** Opening Data for analysis block **
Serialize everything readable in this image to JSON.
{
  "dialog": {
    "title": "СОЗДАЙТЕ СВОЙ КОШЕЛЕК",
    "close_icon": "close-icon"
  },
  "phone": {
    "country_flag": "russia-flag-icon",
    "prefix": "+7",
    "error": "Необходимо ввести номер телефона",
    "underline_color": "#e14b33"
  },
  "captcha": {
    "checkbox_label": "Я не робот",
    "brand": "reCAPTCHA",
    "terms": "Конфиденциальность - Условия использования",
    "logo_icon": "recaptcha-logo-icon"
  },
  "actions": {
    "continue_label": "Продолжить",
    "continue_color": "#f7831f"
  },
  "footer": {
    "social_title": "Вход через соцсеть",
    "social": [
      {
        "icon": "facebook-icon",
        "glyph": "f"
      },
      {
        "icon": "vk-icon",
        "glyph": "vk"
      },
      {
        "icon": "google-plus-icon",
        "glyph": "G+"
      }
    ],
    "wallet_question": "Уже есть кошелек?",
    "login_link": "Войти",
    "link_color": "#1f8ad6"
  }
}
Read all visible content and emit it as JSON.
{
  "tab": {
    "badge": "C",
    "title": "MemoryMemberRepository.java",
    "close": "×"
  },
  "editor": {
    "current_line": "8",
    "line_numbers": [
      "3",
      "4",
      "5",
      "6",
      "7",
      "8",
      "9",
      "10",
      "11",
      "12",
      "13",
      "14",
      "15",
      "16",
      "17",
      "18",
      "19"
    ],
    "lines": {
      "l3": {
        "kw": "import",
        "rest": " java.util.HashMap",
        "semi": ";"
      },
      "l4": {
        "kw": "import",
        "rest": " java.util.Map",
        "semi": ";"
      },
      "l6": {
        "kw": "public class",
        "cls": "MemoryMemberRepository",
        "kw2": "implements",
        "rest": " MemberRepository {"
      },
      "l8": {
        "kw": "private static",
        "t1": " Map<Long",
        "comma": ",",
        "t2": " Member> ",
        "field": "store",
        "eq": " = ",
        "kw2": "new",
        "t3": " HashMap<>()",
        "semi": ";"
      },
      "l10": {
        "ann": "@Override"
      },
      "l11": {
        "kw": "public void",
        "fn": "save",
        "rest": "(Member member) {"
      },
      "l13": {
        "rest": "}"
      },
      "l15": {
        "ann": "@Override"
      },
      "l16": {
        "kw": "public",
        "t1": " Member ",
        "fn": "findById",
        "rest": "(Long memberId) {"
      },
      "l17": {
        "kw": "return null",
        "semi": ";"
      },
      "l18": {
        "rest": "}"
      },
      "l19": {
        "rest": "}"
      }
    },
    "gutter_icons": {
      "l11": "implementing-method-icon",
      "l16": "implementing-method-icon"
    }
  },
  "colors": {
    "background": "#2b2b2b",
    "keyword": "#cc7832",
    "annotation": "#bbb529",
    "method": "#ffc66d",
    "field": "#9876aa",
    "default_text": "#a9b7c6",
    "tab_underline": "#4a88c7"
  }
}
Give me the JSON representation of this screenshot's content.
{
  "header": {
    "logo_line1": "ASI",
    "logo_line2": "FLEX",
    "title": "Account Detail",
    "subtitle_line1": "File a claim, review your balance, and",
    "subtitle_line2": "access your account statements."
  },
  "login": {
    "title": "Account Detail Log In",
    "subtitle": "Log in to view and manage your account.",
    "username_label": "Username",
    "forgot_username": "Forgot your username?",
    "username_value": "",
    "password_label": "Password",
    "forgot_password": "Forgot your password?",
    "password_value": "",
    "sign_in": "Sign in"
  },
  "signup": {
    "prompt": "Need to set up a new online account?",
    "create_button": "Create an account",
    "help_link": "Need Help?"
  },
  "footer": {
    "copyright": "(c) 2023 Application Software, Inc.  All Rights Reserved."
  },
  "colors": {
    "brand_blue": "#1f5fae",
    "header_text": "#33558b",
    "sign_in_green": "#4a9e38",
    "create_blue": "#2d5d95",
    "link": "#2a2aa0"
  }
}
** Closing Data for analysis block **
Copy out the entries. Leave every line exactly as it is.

> [Written answer]:
Serialize everything readable in this image to JSON.
{
  "dialog": {
    "title": "СОЗДАЙТЕ СВОЙ КОШЕЛЕК",
    "close_icon": "close-icon"
  },
  "phone": {
    "country_flag": "russia-flag-icon",
    "prefix": "+7",
    "error": "Необходимо ввести номер телефона",
    "underline_color": "#e14b33"
  },
  "captcha": {
    "checkbox_label": "Я не робот",
    "brand": "reCAPTCHA",
    "terms": "Конфиденциальность - Условия использования",
    "logo_icon": "recaptcha-logo-icon"
  },
  "actions": {
    "continue_label": "Продолжить",
    "continue_color": "#f7831f"
  },
  "footer": {
    "social_title": "Вход через соцсеть",
    "social": [
      {
        "icon": "facebook-icon",
        "glyph": "f"
      },
      {
        "icon": "vk-icon",
        "glyph": "vk"
      },
      {
        "icon": "google-plus-icon",
        "glyph": "G+"
      }
    ],
    "wallet_question": "Уже есть кошелек?",
    "login_link": "Войти",
    "link_color": "#1f8ad6"
  }
}
Read all visible content and emit it as JSON.
{
  "tab": {
    "badge": "C",
    "title": "MemoryMemberRepository.java",
    "close": "×"
  },
  "editor": {
    "current_line": "8",
    "line_numbers": [
      "3",
      "4",
      "5",
      "6",
      "7",
      "8",
      "9",
      "10",
      "11",
      "12",
      "13",
      "14",
      "15",
      "16",
      "17",
      "18",
      "19"
    ],
    "lines": {
      "l3": {
        "kw": "import",
        "rest": " java.util.HashMap",
        "semi": ";"
      },
      "l4": {
        "kw": "import",
        "rest": " java.util.Map",
        "semi": ";"
      },
      "l6": {
        "kw": "public class",
        "cls": "MemoryMemberRepository",
        "kw2": "implements",
        "rest": " MemberRepository {"
      },
      "l8": {
        "kw": "private static",
        "t1": " Map<Long",
        "comma": ",",
        "t2": " Member> ",
        "field": "store",
        "eq": " = ",
        "kw2": "new",
        "t3": " HashMap<>()",
        "semi": ";"
      },
      "l10": {
        "ann": "@Override"
      },
      "l11": {
        "kw": "public void",
        "fn": "save",
        "rest": "(Member member) {"
      },
      "l13": {
        "rest": "}"
      },
      "l15": {
        "ann": "@Override"
      },
      "l16": {
        "kw": "public",
        "t1": " Member ",
        "fn": "findById",
        "rest": "(Long memberId) {"
      },
      "l17": {
        "kw": "return null",
        "semi": ";"
      },
      "l18": {
        "rest": "}"
      },
      "l19": {
        "rest": "}"
      }
    },
    "gutter_icons": {
      "l11": "implementing-method-icon",
      "l16": "implementing-method-icon"
    }
  },
  "colors": {
    "background": "#2b2b2b",
    "keyword": "#cc7832",
    "annotation": "#bbb529",
    "method": "#ffc66d",
    "field": "#9876aa",
    "default_text": "#a9b7c6",
    "tab_underline": "#4a88c7"
  }
}
Give me the JSON representation of this screenshot's content.
{
  "header": {
    "logo_line1": "ASI",
    "logo_line2": "FLEX",
    "title": "Account Detail",
    "subtitle_line1": "File a claim, review your balance, and",
    "subtitle_line2": "access your account statements."
  },
  "login": {
    "title": "Account Detail Log In",
    "subtitle": "Log in to view and manage your account.",
    "username_label": "Username",
    "forgot_username": "Forgot your username?",
    "username_value": "",
    "password_label": "Password",
    "forgot_password": "Forgot your password?",
    "password_value": "",
    "sign_in": "Sign in"
  },
  "signup": {
    "prompt": "Need to set up a new online account?",
    "create_button": "Create an account",
    "help_link": "Need Help?"
  },
  "footer": {
    "copyright": "(c) 2023 Application Software, Inc.  All Rights Reserved."
  },
  "colors": {
    "brand_blue": "#1f5fae",
    "header_text": "#33558b",
    "sign_in_green": "#4a9e38",
    "create_blue": "#2d5d95",
    "link": "#2a2aa0"
  }
}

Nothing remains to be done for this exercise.